What are the most common mortgage types? Deep dive into each coming soon.
Conventional, FHA, USDA, and VA loans are different types of mortgage loans, each with its own set of features and eligibility criteria. Here's a brief overview of the differences:
Definition: Conventional loans are mortgage loans that are not guaranteed or insured by any government agency.
Down Payment: Typically, conventional loans require a higher down payment compared to government-backed loans. A down payment of at least 3% to 20% of the home's purchase price is common.
Credit Score: Generally, a higher credit score is required for approval, and interest rates may be influenced by the borrower's creditworthiness.
Private Mortgage Insurance (PMI): If the down payment is less than 20%, borrowers usually need to pay for private mortgage insurance until they reach a certain level of equity in the home.
FHA Loans (Federal Housing Administration):
Definition: FHA loans are insured by the Federal Housing Administration, making them more accessible to borrowers with lower credit scores and smaller down payments.
Down Payment: FHA loans typically have lower down payment requirements, often as low as 3.5% of the home's purchase price.
Credit Score: FHA loans are more lenient regarding credit scores, making them an option for borrowers with lower credit ratings.
Mortgage Insurance: Borrowers are required to pay an upfront mortgage insurance premium (MIP) and an annual MIP.
USDA Loans (United States Department of Agriculture):
Definition: USDA loans are designed to encourage rural development and homeownership in eligible rural and suburban areas.
Down Payment: USDA loans may offer zero down payment options for eligible borrowers in qualified rural areas.
Income Limits: There are income limits for eligibility, and the property must be located in a designated rural or suburban area.
Guarantee Fee: Borrowers may be required to pay a guarantee fee, which is a form of mortgage insurance.
VA Loans (Department of Veterans Affairs):
Definition: VA loans are designed to assist eligible veterans, active-duty service members, and certain spouses in obtaining homeownership.
Down Payment: VA loans often allow for zero down payment, making them attractive to eligible military personnel.
Funding Fee: There is a funding fee, but it can be financed as part of the loan. The funding fee varies based on factors such as military service and down payment amount.
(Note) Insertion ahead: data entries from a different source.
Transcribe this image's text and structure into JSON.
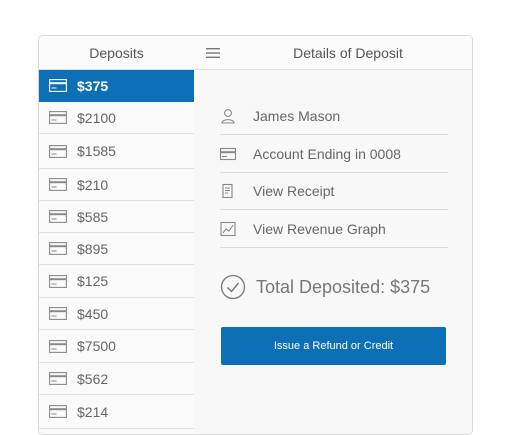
{
  "left_panel": {
    "title": "Deposits",
    "items": [
      {
        "amount": "$375",
        "active": true
      },
      {
        "amount": "$2100"
      },
      {
        "amount": "$1585"
      },
      {
        "amount": "$210"
      },
      {
        "amount": "$585"
      },
      {
        "amount": "$895"
      },
      {
        "amount": "$125"
      },
      {
        "amount": "$450"
      },
      {
        "amount": "$7500"
      },
      {
        "amount": "$562"
      },
      {
        "amount": "$214"
      }
    ]
  },
  "right_panel": {
    "title": "Details of Deposit",
    "details": {
      "name": "James Mason",
      "account": "Account Ending in 0008",
      "receipt_link": "View Receipt",
      "graph_link": "View Revenue Graph"
    },
    "total": "Total Deposited: $375",
    "refund_button": "Issue a Refund or Credit"
  },
  "colors": {
    "accent": "#0d6fb5",
    "border": "#d9d9d9"
  },
  "icons": [
    "card-icon",
    "menu-icon",
    "user-icon",
    "receipt-icon",
    "graph-icon",
    "check-circle-icon"
  ]
}
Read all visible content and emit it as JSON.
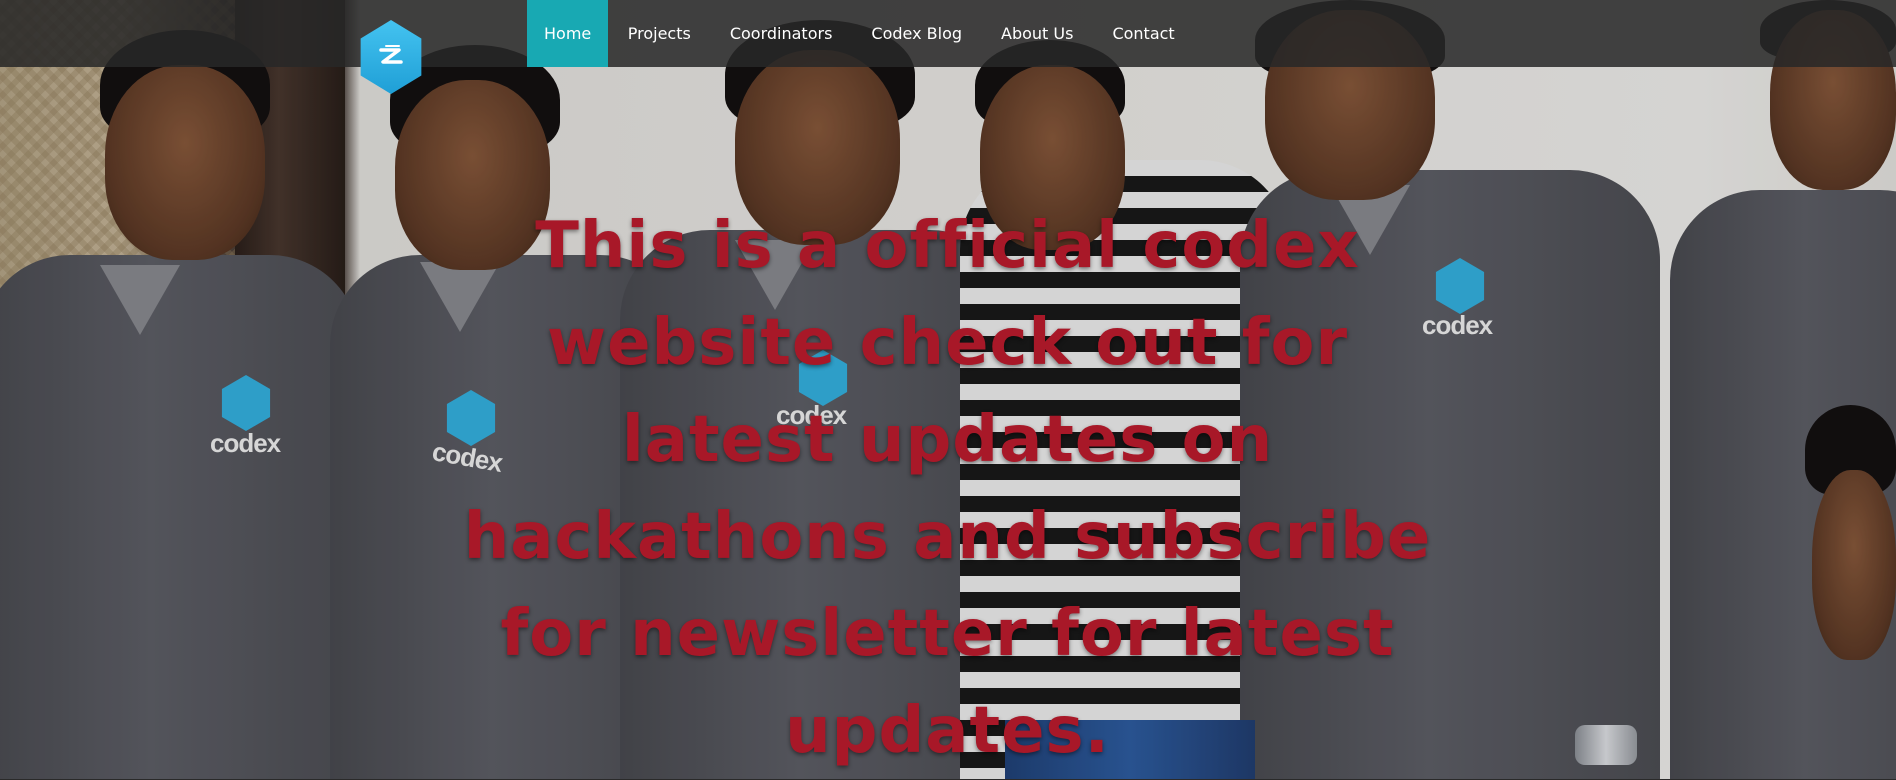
{
  "nav": {
    "logo_icon": "codex-hexagon-logo-icon",
    "items": [
      {
        "label": "Home",
        "active": true
      },
      {
        "label": "Projects",
        "active": false
      },
      {
        "label": "Coordinators",
        "active": false
      },
      {
        "label": "Codex Blog",
        "active": false
      },
      {
        "label": "About Us",
        "active": false
      },
      {
        "label": "Contact",
        "active": false
      }
    ],
    "colors": {
      "bar": "#282828",
      "active": "#18a9b3",
      "text": "#ffffff"
    }
  },
  "hero": {
    "heading": "This is a official codex website check out for latest updates on hackathons and subscribe for newsletter for latest updates.",
    "heading_color": "#a81828",
    "background": "team-photo",
    "shirt_print": [
      "codex",
      "codex",
      "codex",
      "codex"
    ]
  }
}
No PMI: VA loans typically do not require private mortgage insurance.
When choosing a mortgage loan, it's essential to consider your financial situation, credit history, and eligibility criteria for each loan type to determine which one best suits your needs.